— Exercise requirements —
From the entries, filter out every line that lacks "title" and copy the rest.

— Records for this exercise —
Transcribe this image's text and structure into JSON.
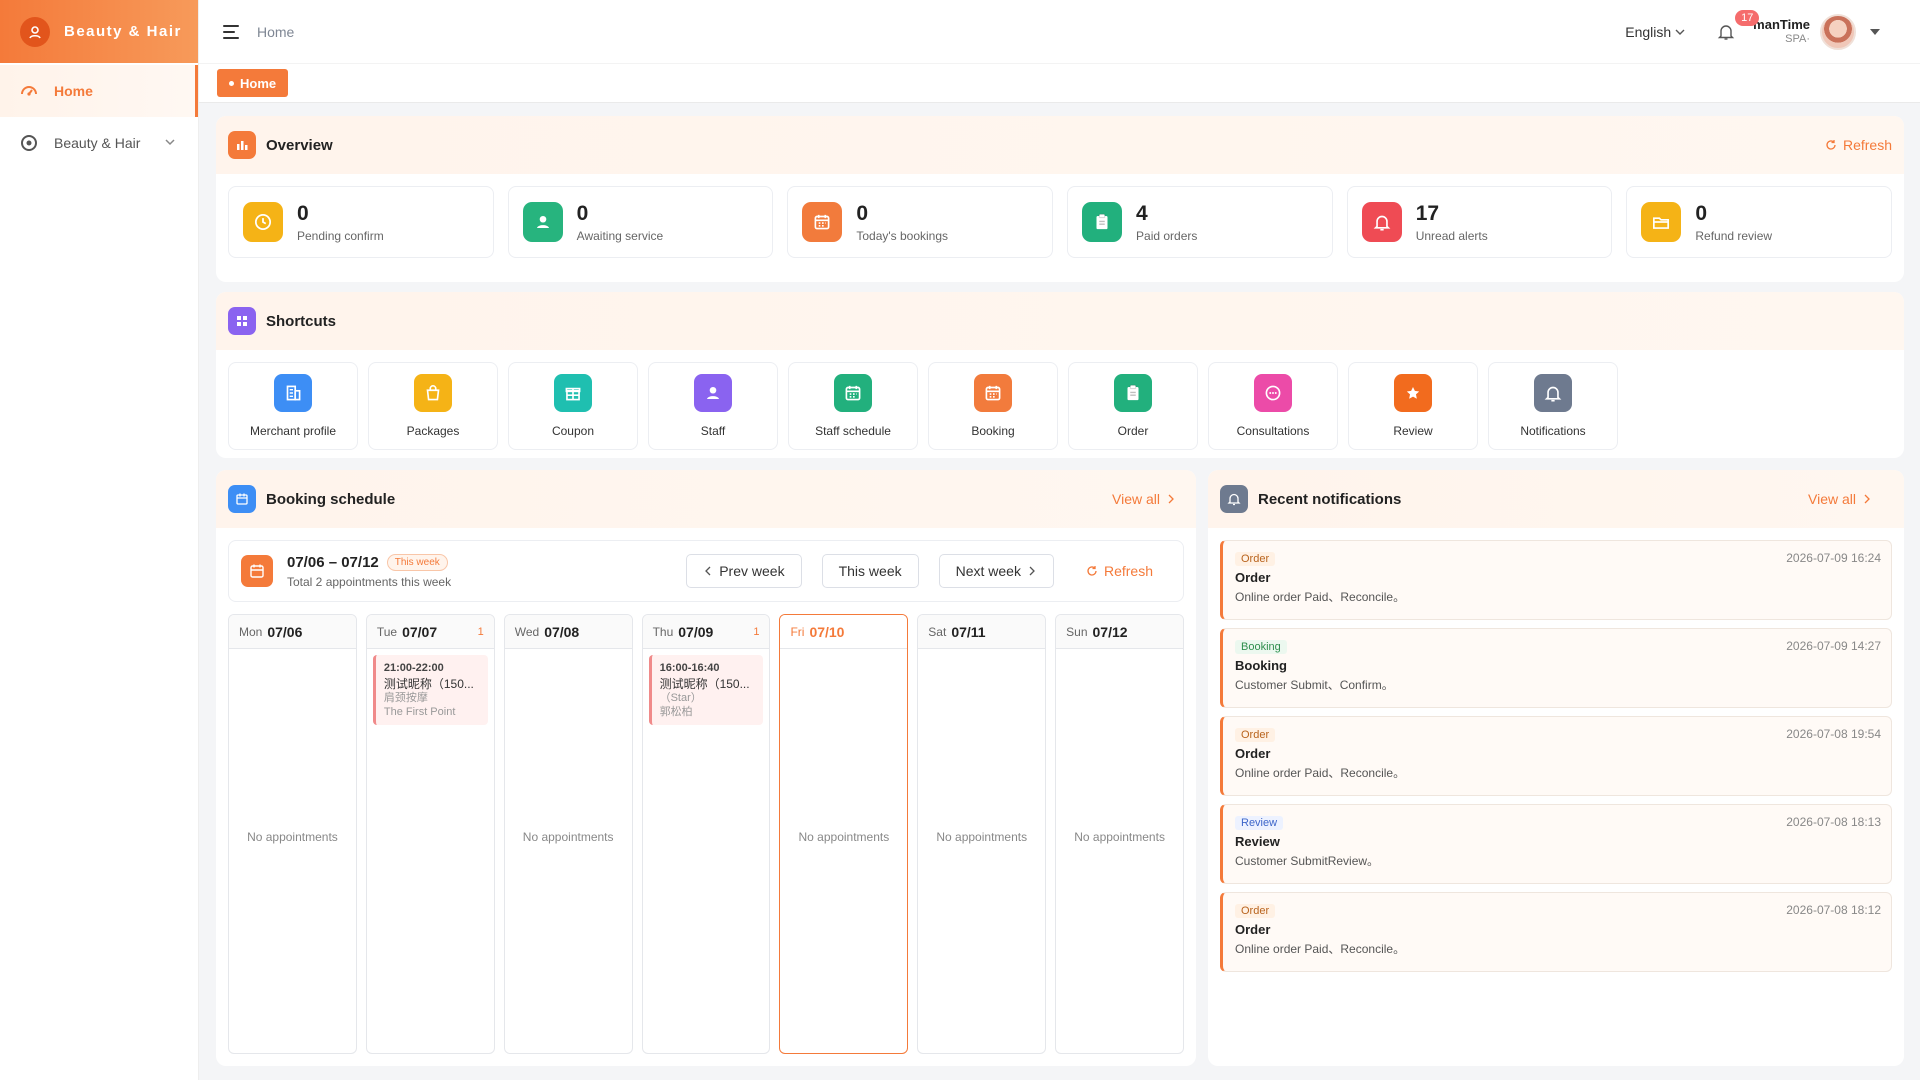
{
  "brand": {
    "name": "Beauty & Hair"
  },
  "sidebar": {
    "items": [
      {
        "label": "Home",
        "active": true
      },
      {
        "label": "Beauty & Hair",
        "active": false
      }
    ]
  },
  "header": {
    "breadcrumb": "Home",
    "language": "English",
    "notification_count": "17",
    "user_name": "manTime",
    "user_sub": "SPA·"
  },
  "tags": {
    "home": "Home"
  },
  "overview": {
    "title": "Overview",
    "refresh": "Refresh",
    "stats": [
      {
        "value": "0",
        "label": "Pending confirm",
        "color": "#f5b316",
        "icon": "clock-icon"
      },
      {
        "value": "0",
        "label": "Awaiting service",
        "color": "#27b47e",
        "icon": "user-icon"
      },
      {
        "value": "0",
        "label": "Today's bookings",
        "color": "#f27b3c",
        "icon": "calendar-icon"
      },
      {
        "value": "4",
        "label": "Paid orders",
        "color": "#22b07d",
        "icon": "clipboard-icon"
      },
      {
        "value": "17",
        "label": "Unread alerts",
        "color": "#ef4b54",
        "icon": "bell-icon"
      },
      {
        "value": "0",
        "label": "Refund review",
        "color": "#f5b316",
        "icon": "folder-icon"
      }
    ]
  },
  "shortcuts": {
    "title": "Shortcuts",
    "items": [
      {
        "label": "Merchant profile",
        "color": "#3d8ef5",
        "icon": "building-icon"
      },
      {
        "label": "Packages",
        "color": "#f5b316",
        "icon": "bag-icon"
      },
      {
        "label": "Coupon",
        "color": "#1fbfb0",
        "icon": "gift-icon"
      },
      {
        "label": "Staff",
        "color": "#8a63f0",
        "icon": "user-icon"
      },
      {
        "label": "Staff schedule",
        "color": "#22b07d",
        "icon": "calendar-icon"
      },
      {
        "label": "Booking",
        "color": "#f27b3c",
        "icon": "calendar-icon"
      },
      {
        "label": "Order",
        "color": "#22b07d",
        "icon": "clipboard-icon"
      },
      {
        "label": "Consultations",
        "color": "#ec4ba8",
        "icon": "chat-icon"
      },
      {
        "label": "Review",
        "color": "#f26b1e",
        "icon": "star-icon"
      },
      {
        "label": "Notifications",
        "color": "#6e7a8f",
        "icon": "bell-icon"
      }
    ]
  },
  "booking": {
    "title": "Booking schedule",
    "view_all": "View all",
    "range": "07/06 – 07/12",
    "badge": "This week",
    "total": "Total 2 appointments this week",
    "prev": "Prev week",
    "this_week": "This week",
    "next": "Next week",
    "refresh": "Refresh",
    "empty": "No appointments",
    "days": [
      {
        "dow": "Mon",
        "date": "07/06",
        "count": ""
      },
      {
        "dow": "Tue",
        "date": "07/07",
        "count": "1",
        "appt": {
          "time": "21:00-22:00",
          "name": "测试昵称（150...",
          "service": "肩颈按摩",
          "staff": "The First Point"
        }
      },
      {
        "dow": "Wed",
        "date": "07/08",
        "count": ""
      },
      {
        "dow": "Thu",
        "date": "07/09",
        "count": "1",
        "appt": {
          "time": "16:00-16:40",
          "name": "测试昵称（150...",
          "service": "（Star）",
          "staff": "郭松柏"
        }
      },
      {
        "dow": "Fri",
        "date": "07/10",
        "count": "",
        "today": true
      },
      {
        "dow": "Sat",
        "date": "07/11",
        "count": ""
      },
      {
        "dow": "Sun",
        "date": "07/12",
        "count": ""
      }
    ]
  },
  "notifications": {
    "title": "Recent notifications",
    "view_all": "View all",
    "items": [
      {
        "tag": "Order",
        "kind": "order",
        "time": "2026-07-09 16:24",
        "title": "Order",
        "body": "Online order Paid、Reconcile。"
      },
      {
        "tag": "Booking",
        "kind": "booking",
        "time": "2026-07-09 14:27",
        "title": "Booking",
        "body": "Customer Submit、Confirm。"
      },
      {
        "tag": "Order",
        "kind": "order",
        "time": "2026-07-08 19:54",
        "title": "Order",
        "body": "Online order Paid、Reconcile。"
      },
      {
        "tag": "Review",
        "kind": "review",
        "time": "2026-07-08 18:13",
        "title": "Review",
        "body": "Customer SubmitReview。"
      },
      {
        "tag": "Order",
        "kind": "order",
        "time": "2026-07-08 18:12",
        "title": "Order",
        "body": "Online order Paid、Reconcile。"
      }
    ]
  },
  "colors": {
    "accent": "#f47a3a",
    "accent_light": "#fff4ec"
  }
}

— Task output —
    "title": "Overview",
    "title": "Shortcuts",
    "title": "Booking schedule",
    "title": "Recent notifications",
        "title": "Order",
        "title": "Booking",
        "title": "Order",
        "title": "Review",
        "title": "Order",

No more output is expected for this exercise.